**WHAT THE EXERCISE ASKS**
Your response should consist of every record, exactly as given.
----- THE DATA -----
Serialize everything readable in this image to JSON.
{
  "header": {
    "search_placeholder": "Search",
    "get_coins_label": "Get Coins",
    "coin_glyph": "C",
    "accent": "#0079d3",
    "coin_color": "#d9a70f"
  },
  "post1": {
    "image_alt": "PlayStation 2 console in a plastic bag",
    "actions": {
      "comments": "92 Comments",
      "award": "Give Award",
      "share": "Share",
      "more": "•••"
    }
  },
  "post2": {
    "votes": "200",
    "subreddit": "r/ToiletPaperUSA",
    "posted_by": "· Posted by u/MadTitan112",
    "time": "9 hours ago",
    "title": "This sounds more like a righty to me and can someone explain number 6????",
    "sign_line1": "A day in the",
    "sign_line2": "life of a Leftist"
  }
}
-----
**RESPONSE**
Serialize everything readable in this image to JSON.
{
  "header": {
    "search_placeholder": "Search",
    "get_coins_label": "Get Coins",
    "coin_glyph": "C",
    "accent": "#0079d3",
    "coin_color": "#d9a70f"
  },
  "post1": {
    "image_alt": "PlayStation 2 console in a plastic bag",
    "actions": {
      "comments": "92 Comments",
      "award": "Give Award",
      "share": "Share",
      "more": "•••"
    }
  },
  "post2": {
    "votes": "200",
    "subreddit": "r/ToiletPaperUSA",
    "posted_by": "· Posted by u/MadTitan112",
    "time": "9 hours ago",
    "title": "This sounds more like a righty to me and can someone explain number 6????",
    "sign_line1": "A day in the",
    "sign_line2": "life of a Leftist"
  }
}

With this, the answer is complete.